What you will do: Please show all lines of the records that include "JSON".

Records drawn from a dataset
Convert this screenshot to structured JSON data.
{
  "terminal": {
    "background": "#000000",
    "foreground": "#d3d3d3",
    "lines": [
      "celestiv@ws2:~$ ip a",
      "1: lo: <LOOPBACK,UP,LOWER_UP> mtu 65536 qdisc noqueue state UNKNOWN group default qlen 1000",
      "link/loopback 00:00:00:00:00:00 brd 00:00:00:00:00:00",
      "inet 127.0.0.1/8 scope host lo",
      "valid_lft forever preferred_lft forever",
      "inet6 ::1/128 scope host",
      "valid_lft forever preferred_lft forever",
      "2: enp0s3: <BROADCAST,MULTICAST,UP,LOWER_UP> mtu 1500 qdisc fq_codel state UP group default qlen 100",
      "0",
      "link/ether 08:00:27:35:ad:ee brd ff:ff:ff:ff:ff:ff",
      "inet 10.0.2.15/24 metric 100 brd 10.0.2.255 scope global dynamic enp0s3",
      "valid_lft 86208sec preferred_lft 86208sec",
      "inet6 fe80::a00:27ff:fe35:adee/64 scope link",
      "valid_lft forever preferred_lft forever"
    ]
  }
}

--

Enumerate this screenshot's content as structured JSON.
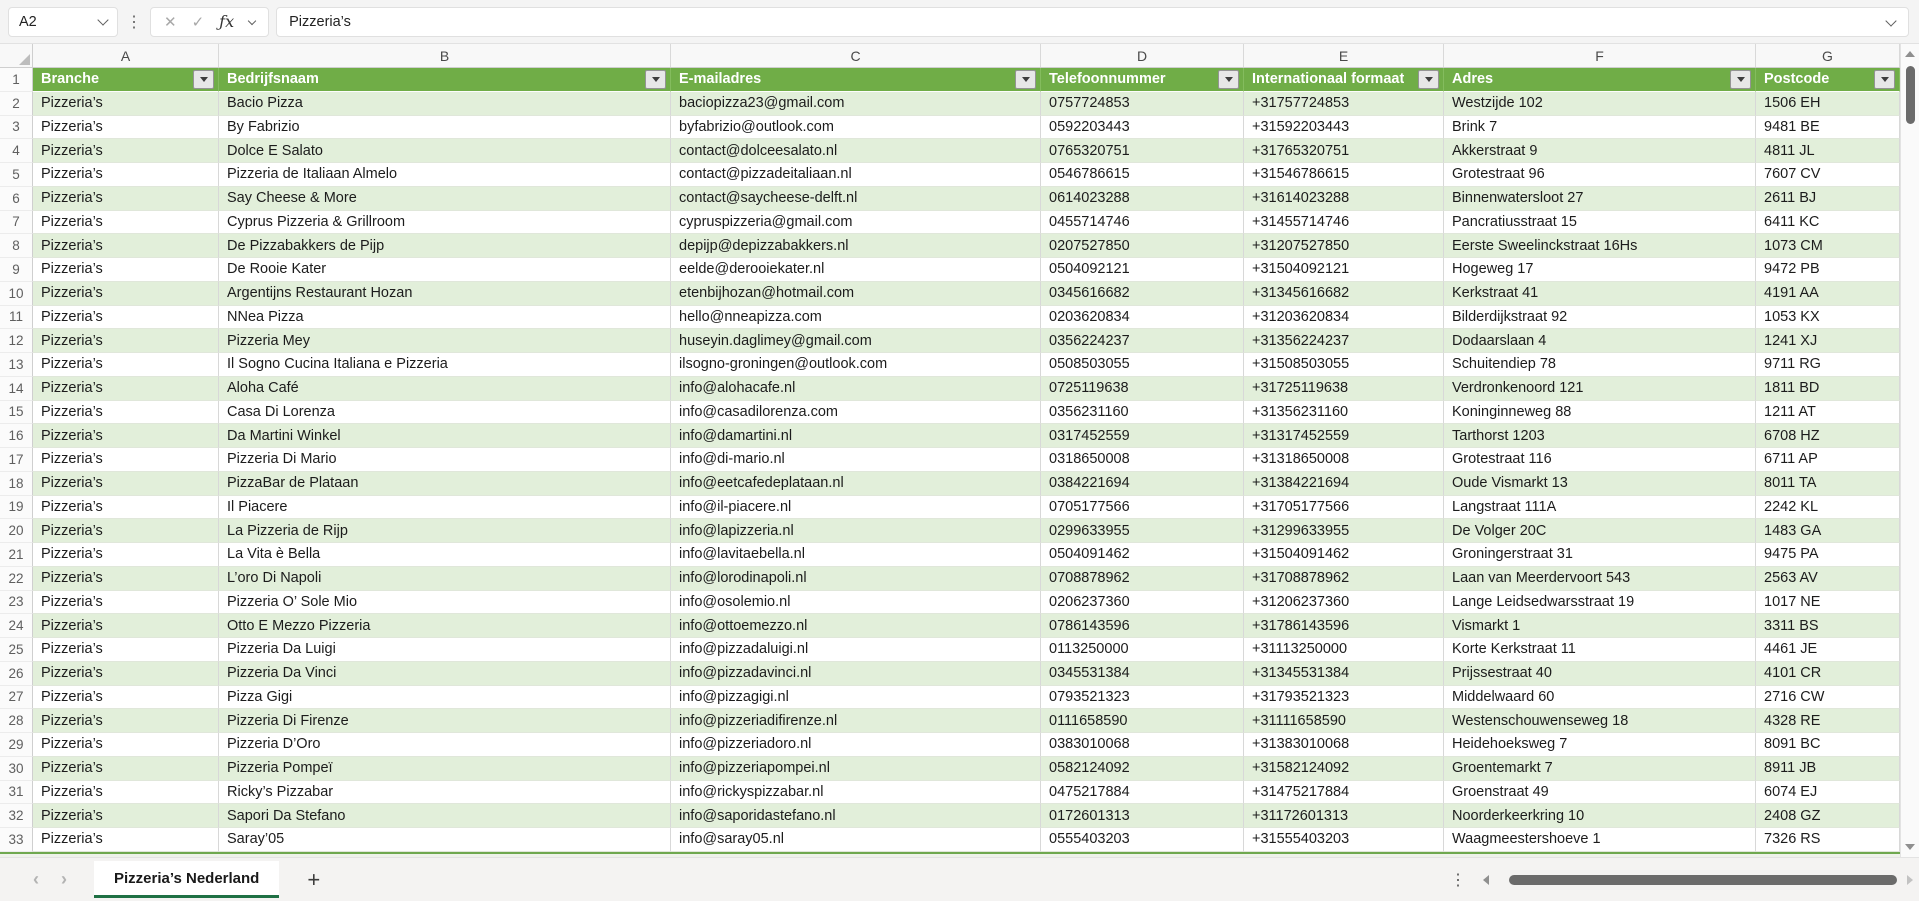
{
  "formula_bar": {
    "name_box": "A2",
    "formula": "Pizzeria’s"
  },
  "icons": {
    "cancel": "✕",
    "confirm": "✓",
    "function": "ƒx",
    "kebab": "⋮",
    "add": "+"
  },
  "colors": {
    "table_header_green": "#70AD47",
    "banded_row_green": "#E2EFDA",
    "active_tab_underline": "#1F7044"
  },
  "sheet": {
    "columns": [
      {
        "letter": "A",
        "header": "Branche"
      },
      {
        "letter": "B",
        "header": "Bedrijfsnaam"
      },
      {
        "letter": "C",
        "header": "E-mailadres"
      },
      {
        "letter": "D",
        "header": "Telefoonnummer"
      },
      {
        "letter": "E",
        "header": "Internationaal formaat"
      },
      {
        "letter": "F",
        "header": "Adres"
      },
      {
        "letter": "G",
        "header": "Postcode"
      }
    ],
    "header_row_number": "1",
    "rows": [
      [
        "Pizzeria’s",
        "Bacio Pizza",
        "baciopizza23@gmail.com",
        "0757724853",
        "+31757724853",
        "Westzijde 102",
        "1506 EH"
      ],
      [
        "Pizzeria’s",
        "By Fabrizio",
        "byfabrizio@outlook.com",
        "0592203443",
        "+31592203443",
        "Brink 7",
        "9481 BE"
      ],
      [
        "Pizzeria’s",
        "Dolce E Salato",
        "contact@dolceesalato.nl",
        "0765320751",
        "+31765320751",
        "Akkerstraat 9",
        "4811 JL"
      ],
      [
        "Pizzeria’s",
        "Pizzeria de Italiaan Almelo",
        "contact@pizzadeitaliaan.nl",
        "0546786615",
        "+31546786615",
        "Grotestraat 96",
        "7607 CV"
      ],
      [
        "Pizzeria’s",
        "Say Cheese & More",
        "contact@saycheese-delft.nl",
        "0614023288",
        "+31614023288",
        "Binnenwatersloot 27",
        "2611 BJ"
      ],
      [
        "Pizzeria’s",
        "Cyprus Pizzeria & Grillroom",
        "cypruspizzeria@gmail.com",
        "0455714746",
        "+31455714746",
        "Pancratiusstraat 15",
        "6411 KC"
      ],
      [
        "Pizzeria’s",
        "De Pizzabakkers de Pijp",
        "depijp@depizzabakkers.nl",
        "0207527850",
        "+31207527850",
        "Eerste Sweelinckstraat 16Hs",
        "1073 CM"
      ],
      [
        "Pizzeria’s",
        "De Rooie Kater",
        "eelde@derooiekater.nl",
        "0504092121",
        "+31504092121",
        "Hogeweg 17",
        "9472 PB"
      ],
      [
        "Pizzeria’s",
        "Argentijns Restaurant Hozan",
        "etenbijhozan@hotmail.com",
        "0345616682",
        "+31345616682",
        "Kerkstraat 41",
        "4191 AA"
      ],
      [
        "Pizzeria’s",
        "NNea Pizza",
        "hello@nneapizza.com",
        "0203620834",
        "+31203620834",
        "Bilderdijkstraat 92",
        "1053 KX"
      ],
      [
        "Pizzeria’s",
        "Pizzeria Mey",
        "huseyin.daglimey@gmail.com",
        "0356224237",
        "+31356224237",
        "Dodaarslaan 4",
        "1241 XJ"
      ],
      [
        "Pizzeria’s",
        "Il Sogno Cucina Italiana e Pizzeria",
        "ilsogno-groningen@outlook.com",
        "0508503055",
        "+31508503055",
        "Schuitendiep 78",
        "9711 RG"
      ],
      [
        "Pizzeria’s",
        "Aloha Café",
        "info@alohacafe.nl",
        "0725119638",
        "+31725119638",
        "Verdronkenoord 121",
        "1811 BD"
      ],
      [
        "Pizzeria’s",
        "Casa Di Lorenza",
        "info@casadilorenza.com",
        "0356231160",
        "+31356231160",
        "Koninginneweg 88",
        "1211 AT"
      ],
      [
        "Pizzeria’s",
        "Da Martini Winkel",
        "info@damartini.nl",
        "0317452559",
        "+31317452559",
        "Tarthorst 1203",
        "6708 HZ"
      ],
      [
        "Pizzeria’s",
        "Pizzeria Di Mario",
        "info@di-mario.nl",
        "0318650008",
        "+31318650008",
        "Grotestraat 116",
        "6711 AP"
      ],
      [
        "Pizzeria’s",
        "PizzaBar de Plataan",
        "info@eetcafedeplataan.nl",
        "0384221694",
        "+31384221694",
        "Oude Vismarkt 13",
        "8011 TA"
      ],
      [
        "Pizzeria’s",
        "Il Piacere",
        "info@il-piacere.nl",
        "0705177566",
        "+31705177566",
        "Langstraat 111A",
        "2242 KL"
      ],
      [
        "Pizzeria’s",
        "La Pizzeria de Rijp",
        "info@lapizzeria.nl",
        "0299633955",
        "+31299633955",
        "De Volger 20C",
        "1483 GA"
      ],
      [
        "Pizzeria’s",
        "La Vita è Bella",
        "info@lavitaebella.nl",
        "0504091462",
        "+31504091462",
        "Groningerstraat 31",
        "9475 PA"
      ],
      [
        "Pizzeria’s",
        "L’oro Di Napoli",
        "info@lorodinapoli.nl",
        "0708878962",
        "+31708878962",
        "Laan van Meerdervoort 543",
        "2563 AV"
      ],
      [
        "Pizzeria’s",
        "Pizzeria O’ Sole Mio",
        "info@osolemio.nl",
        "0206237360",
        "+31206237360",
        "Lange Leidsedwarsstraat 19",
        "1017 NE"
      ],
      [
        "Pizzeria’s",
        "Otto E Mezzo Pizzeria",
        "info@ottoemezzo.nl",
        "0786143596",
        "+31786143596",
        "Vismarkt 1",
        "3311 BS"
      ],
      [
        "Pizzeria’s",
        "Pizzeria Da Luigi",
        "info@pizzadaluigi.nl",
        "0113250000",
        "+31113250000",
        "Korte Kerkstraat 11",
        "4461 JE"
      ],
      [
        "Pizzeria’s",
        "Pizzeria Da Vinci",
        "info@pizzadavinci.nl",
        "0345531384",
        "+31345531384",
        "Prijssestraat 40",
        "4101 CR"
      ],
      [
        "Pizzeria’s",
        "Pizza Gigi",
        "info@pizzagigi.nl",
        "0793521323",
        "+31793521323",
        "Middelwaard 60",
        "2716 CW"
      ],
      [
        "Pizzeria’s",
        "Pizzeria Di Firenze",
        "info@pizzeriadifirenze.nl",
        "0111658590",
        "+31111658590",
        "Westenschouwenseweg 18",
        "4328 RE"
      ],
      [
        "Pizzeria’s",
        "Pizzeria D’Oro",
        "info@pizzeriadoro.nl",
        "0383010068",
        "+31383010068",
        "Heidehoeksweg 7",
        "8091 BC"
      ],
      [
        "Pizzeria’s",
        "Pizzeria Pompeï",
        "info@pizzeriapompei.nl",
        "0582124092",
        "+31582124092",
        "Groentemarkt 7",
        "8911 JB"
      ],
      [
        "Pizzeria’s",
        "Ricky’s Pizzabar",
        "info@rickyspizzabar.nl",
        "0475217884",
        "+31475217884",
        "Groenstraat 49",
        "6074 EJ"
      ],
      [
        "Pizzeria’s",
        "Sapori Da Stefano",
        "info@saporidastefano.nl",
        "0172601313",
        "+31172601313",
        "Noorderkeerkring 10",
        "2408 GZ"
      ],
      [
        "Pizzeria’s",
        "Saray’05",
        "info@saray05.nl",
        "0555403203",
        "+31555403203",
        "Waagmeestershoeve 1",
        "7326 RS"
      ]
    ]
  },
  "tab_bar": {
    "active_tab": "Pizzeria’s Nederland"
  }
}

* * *

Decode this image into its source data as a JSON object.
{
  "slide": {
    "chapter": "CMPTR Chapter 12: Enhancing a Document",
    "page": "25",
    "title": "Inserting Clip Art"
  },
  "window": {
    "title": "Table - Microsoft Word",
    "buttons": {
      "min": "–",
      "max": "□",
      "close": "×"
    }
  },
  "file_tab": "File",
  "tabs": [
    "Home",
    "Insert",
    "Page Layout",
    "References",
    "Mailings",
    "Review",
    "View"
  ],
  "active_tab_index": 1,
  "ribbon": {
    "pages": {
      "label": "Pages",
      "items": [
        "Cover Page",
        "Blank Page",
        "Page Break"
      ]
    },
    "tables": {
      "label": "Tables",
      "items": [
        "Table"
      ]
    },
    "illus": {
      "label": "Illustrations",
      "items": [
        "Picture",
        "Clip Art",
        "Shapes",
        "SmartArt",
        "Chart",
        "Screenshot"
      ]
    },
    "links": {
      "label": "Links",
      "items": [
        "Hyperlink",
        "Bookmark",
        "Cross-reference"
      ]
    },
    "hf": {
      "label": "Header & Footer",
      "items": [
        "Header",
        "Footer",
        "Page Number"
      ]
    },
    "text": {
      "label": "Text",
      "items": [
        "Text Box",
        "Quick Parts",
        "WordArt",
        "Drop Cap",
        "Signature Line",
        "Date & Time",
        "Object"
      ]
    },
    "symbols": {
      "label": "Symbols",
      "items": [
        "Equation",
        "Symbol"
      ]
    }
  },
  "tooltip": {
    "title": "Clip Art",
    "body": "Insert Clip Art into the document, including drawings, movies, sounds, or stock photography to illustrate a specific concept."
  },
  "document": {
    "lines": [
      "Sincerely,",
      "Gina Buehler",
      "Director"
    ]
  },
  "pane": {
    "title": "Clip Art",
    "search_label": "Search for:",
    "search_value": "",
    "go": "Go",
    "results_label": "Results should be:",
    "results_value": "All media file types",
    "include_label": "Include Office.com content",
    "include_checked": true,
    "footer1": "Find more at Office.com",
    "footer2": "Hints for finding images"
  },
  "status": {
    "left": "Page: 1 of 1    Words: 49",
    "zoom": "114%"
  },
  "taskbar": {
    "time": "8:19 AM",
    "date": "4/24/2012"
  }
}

Solution for this exercise:
Convert this screenshot to structured JSON data.
Enumerate this screenshot's content as structured JSON.
Decode this image into its source data as a JSON object.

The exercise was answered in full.